Blessed is he whose transgression is forgiven, whose sin is covered. Psalm 32:1

David was able to continue as a faithful man because he could accept God’s mercy. His devotion was pure, and he planned on God’s glory for his people’s future. He made preparations and he knew it was not all about him.

Father, help us all rediscover our first love and devotion to you, and let us return to the first works, as Jesus commanded. If we love Him, we will keep his commands. He loved us enough to die for us and send the Holy Spirit so we would be able.

You Won’t Have to Do It Alone

Then David said to Solomon his son, “Be strong and courageous and do it. Do not be afraid and do not be dismayed, for the Lord God, even my God, is with you. He will not leave you or forsake you, until all the work for the service of the house of the Lord is finished. And behold the divisions of the priests and the Levites for all the service of the house of God; and with you in all the work will be every willing man who has skill for any kind of service; also the officers and all the people will be wholly at your command.”

1 Chronicles 28:20-21.

This task must have been intimidating to Solomon. It was a big project, but this was also his father’s dream, not his. But David did not only pass on the dream, but the charge to live a life of obedience and faithfulness to God, so that the dream may become his own.

Jesus left us a dream of building His house, the church, which is the body of Christ. We were told to go, to make disciples and teach obedience to His commands. Instead, we have given our time, talent and treasure to church buildings, where we hear self-help topics so we’ll be blessed. We are not living God’s dream, but our own.

The King’s Friend

Jonathan, David’s uncle, was a counselor, being a man of understanding and a scribe. He and Jehiel the son of Hachmoni attended the king’s sons. Ahithophel was the king’s counselor, and Hushai the Archite was the king’s friend. Ahithophel was succeeded by Jehoiada the son of Benaiah, and Abiathar. Joab was commander of the king’s army. 1 Chronicles 27:32-34.

At the end of yet another long list of important staff members and other functionaries is this paragraph. In it you find someone who seems to have no other purpose but to be the king’s friend. This would have undoubtedly been Jonathan, had he lived. But even that might have been awkward since Jonathan was the son of the previous king.
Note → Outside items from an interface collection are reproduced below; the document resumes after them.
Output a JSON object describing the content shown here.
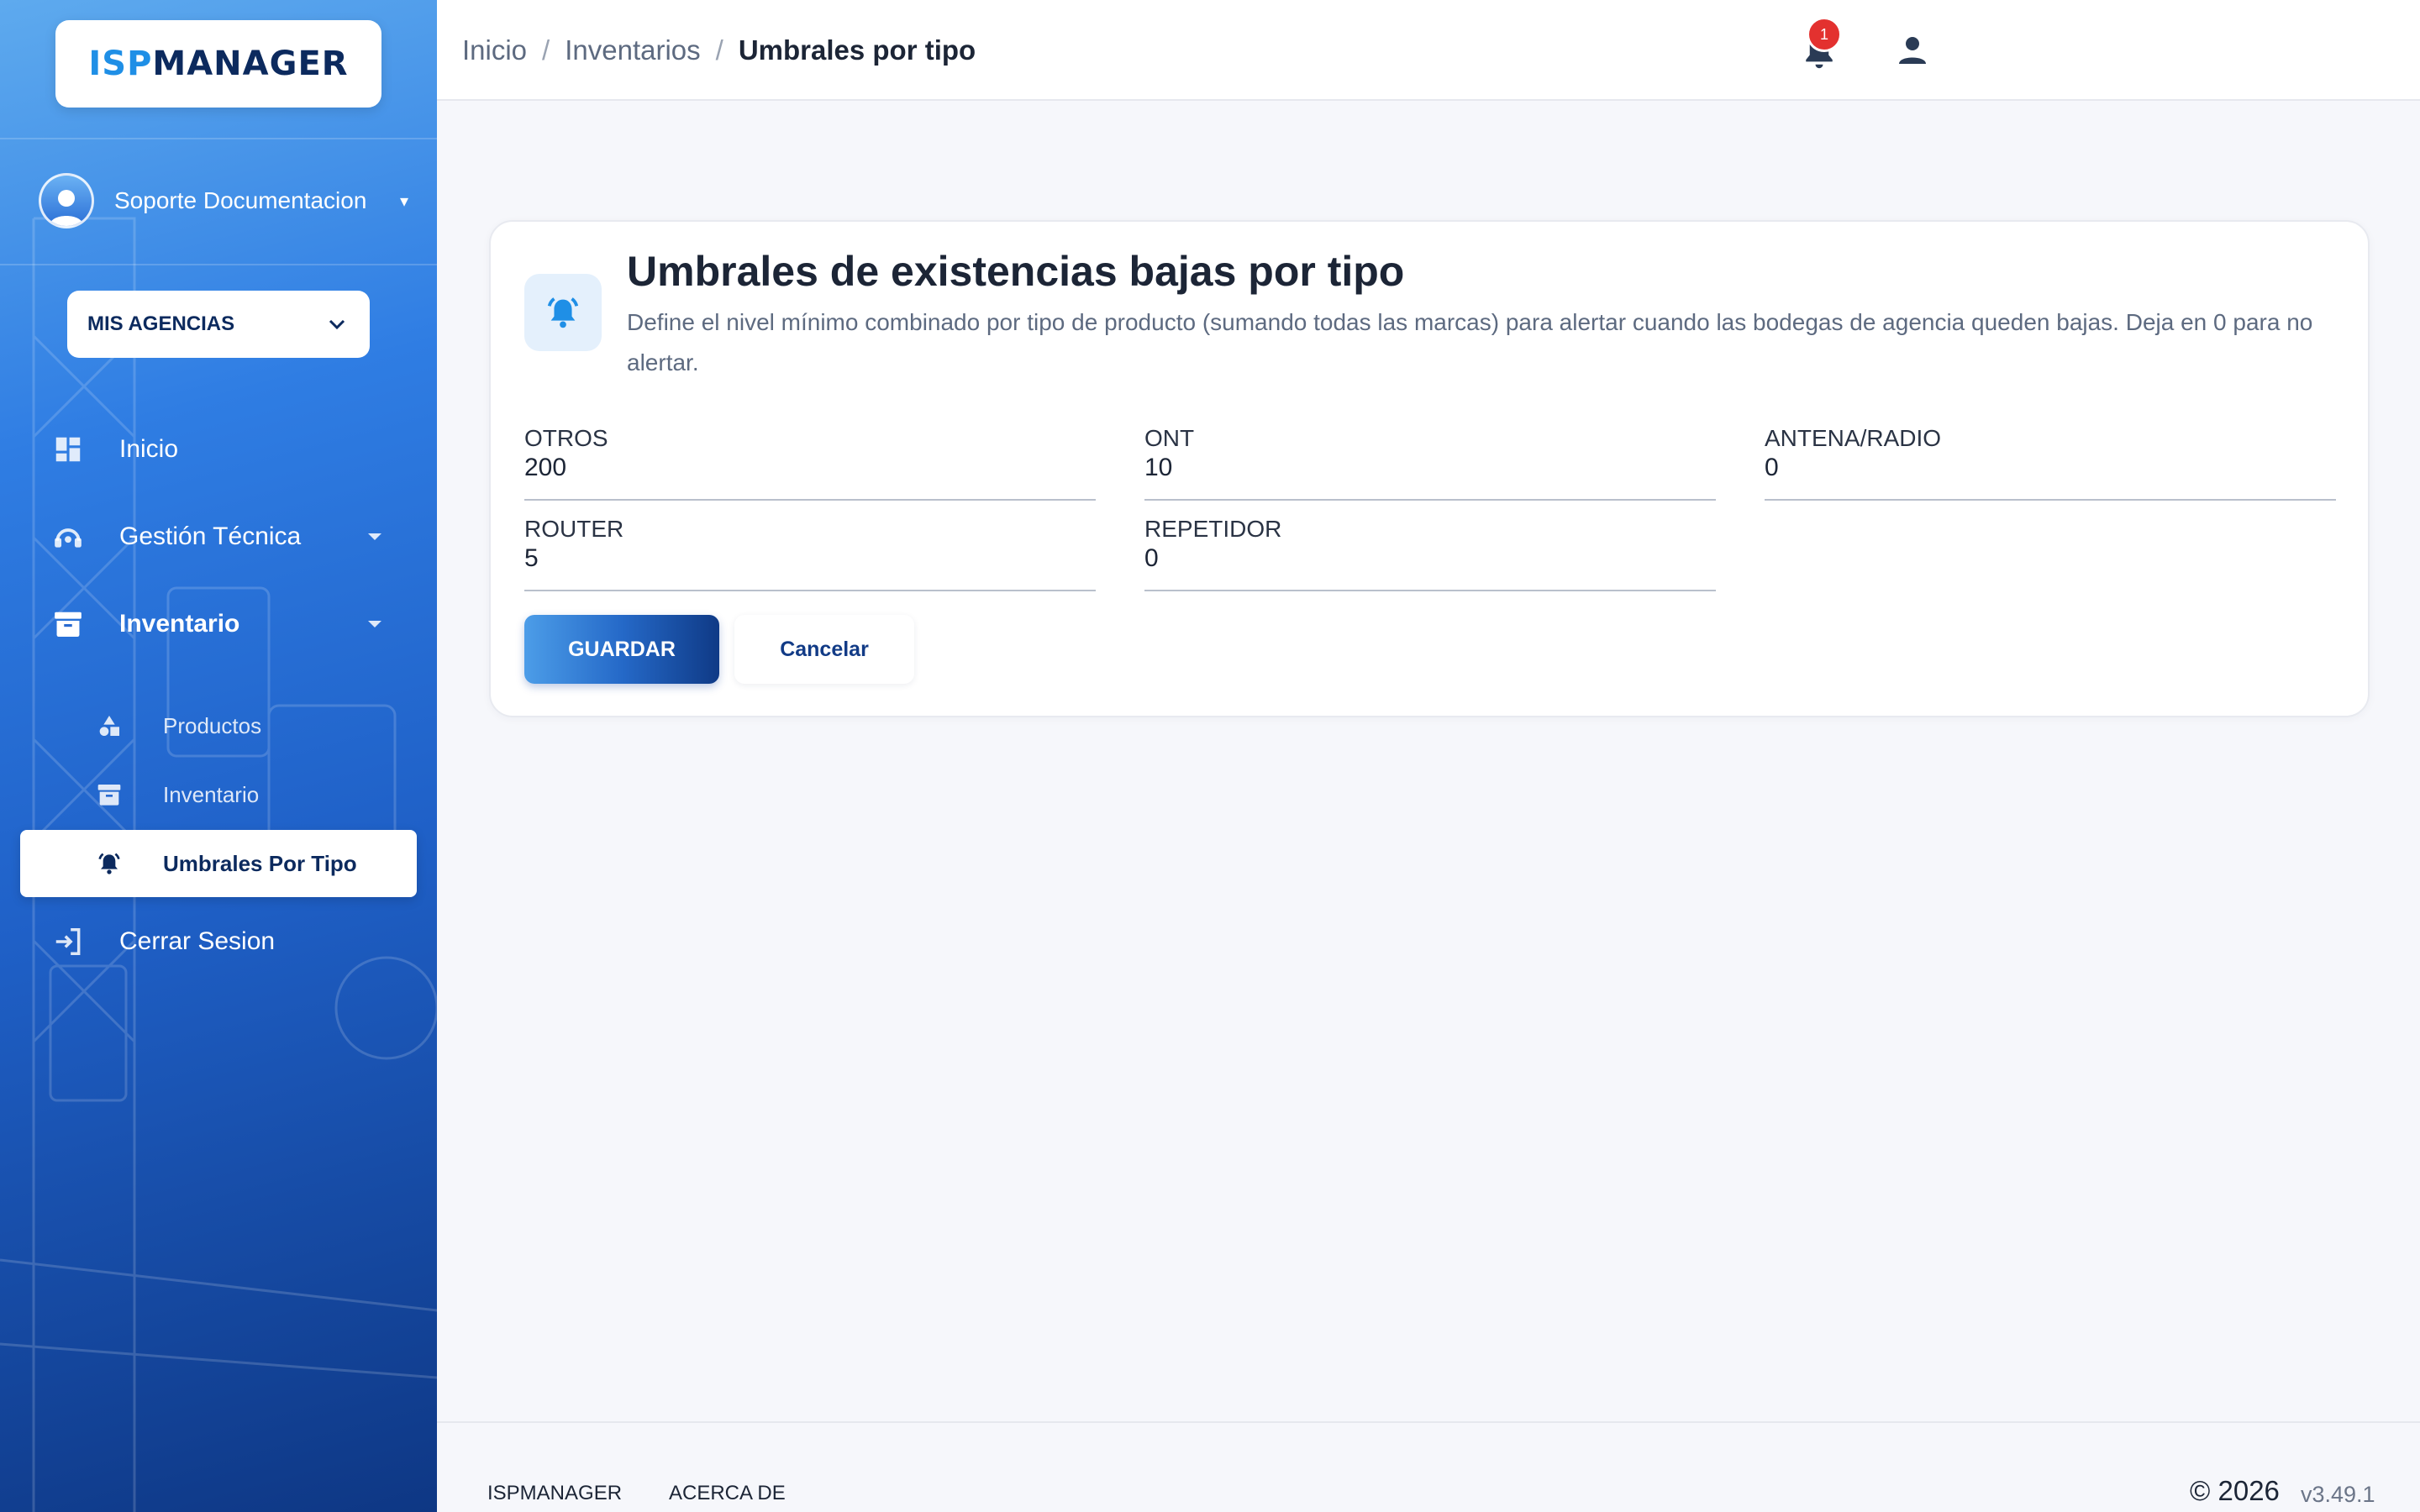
{
  "app": {
    "logo_part1": "ISP",
    "logo_part2": "MANAGER",
    "colors": {
      "primary_dark": "#0c2a5e",
      "accent": "#1f8fe6",
      "badge_red": "#e3312f"
    }
  },
  "sidebar": {
    "user_name": "Soporte Documentacion",
    "agency_select_label": "MIS AGENCIAS",
    "nav": [
      {
        "label": "Inicio",
        "icon": "dashboard-icon"
      },
      {
        "label": "Gestión Técnica",
        "icon": "headset-icon"
      },
      {
        "label": "Inventario",
        "icon": "archive-icon"
      }
    ],
    "sub_items": [
      {
        "label": "Productos",
        "icon": "shapes-icon"
      },
      {
        "label": "Inventario",
        "icon": "archive-icon"
      },
      {
        "label": "Umbrales Por Tipo",
        "icon": "bell-alert-icon",
        "active": true
      }
    ],
    "logout_label": "Cerrar Sesion"
  },
  "topbar": {
    "breadcrumb": [
      "Inicio",
      "Inventarios",
      "Umbrales por tipo"
    ],
    "notification_count": "1"
  },
  "card": {
    "title": "Umbrales de existencias bajas por tipo",
    "description": "Define el nivel mínimo combinado por tipo de producto (sumando todas las marcas) para alertar cuando las bodegas de agencia queden bajas. Deja en 0 para no alertar.",
    "fields": [
      {
        "label": "OTROS",
        "value": "200"
      },
      {
        "label": "ONT",
        "value": "10"
      },
      {
        "label": "ANTENA/RADIO",
        "value": "0"
      },
      {
        "label": "ROUTER",
        "value": "5"
      },
      {
        "label": "REPETIDOR",
        "value": "0"
      }
    ],
    "save_label": "GUARDAR",
    "cancel_label": "Cancelar"
  },
  "footer": {
    "links": [
      "ISPMANAGER",
      "ACERCA DE"
    ],
    "copyright": "© 2026",
    "version": "v3.49.1"
  }
}
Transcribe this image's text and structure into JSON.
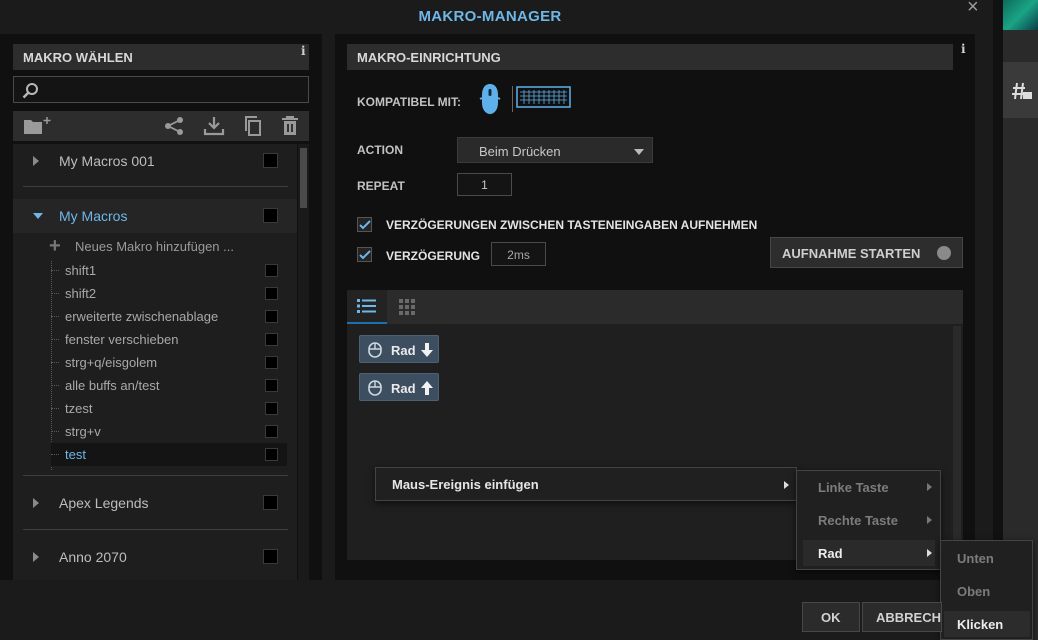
{
  "window": {
    "title": "MAKRO-MANAGER",
    "close_glyph": "×"
  },
  "left_panel": {
    "header": "MAKRO WÄHLEN",
    "info_glyph": "i",
    "search": {
      "value": "",
      "placeholder": ""
    },
    "toolbar_icons": [
      "new-folder-icon",
      "share-icon",
      "import-icon",
      "copy-icon",
      "delete-icon"
    ],
    "groups": [
      {
        "label": "My Macros 001",
        "expanded": false
      },
      {
        "label": "My Macros",
        "expanded": true
      },
      {
        "label": "Apex Legends",
        "expanded": false
      },
      {
        "label": "Anno 2070",
        "expanded": false
      }
    ],
    "add_macro_label": "Neues Makro hinzufügen ...",
    "macros": [
      "shift1",
      "shift2",
      "erweiterte zwischenablage",
      "fenster verschieben",
      "strg+q/eisgolem",
      "alle buffs an/test",
      "tzest",
      "strg+v",
      "test"
    ],
    "selected_macro": "test"
  },
  "main_panel": {
    "header": "MAKRO-EINRICHTUNG",
    "info_glyph": "i",
    "compatible_label": "KOMPATIBEL MIT:",
    "action_label": "ACTION",
    "action_value": "Beim Drücken",
    "repeat_label": "REPEAT",
    "repeat_value": "1",
    "record_delays_label": "VERZÖGERUNGEN ZWISCHEN TASTENEINGABEN AUFNEHMEN",
    "record_delays_checked": true,
    "delay_label": "VERZÖGERUNG",
    "delay_checked": true,
    "delay_value": "2ms",
    "start_recording_label": "AUFNAHME STARTEN",
    "events": [
      {
        "label": "Rad",
        "direction": "down"
      },
      {
        "label": "Rad",
        "direction": "up"
      }
    ]
  },
  "context_menu": {
    "insert_mouse_event": "Maus-Ereignis einfügen",
    "submenu": [
      "Linke Taste",
      "Rechte Taste",
      "Rad"
    ],
    "submenu_active": "Rad",
    "wheel_submenu": [
      "Unten",
      "Oben",
      "Klicken"
    ],
    "wheel_active": "Klicken"
  },
  "footer": {
    "ok_label": "OK",
    "cancel_label": "ABBRECH"
  },
  "colors": {
    "accent": "#6fb7e8",
    "event_chip": "#3c4e5f",
    "panel": "#101010"
  }
}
Hushai the Archite seems to be a guy with no baggage or other responsibilities. He probably got himself and the king a couple of beers at the end if the day and talked about hunting and fishing. Or even better, took David hunting and fishing when the throne was getting on his nerves.

Whatever he did, it’s a reminder that you need to make room for fun and relaxation. Maybe you need a friend. Or maybe you could be that friend. A friend is often closer than a brother, and will tell you things an employee won’t.

Jesus was called the friend of sinners. Did that mean people let their guard down around Him? We’re they on their best behavior? And if they were, was it because He intimidated them, or because He loved them?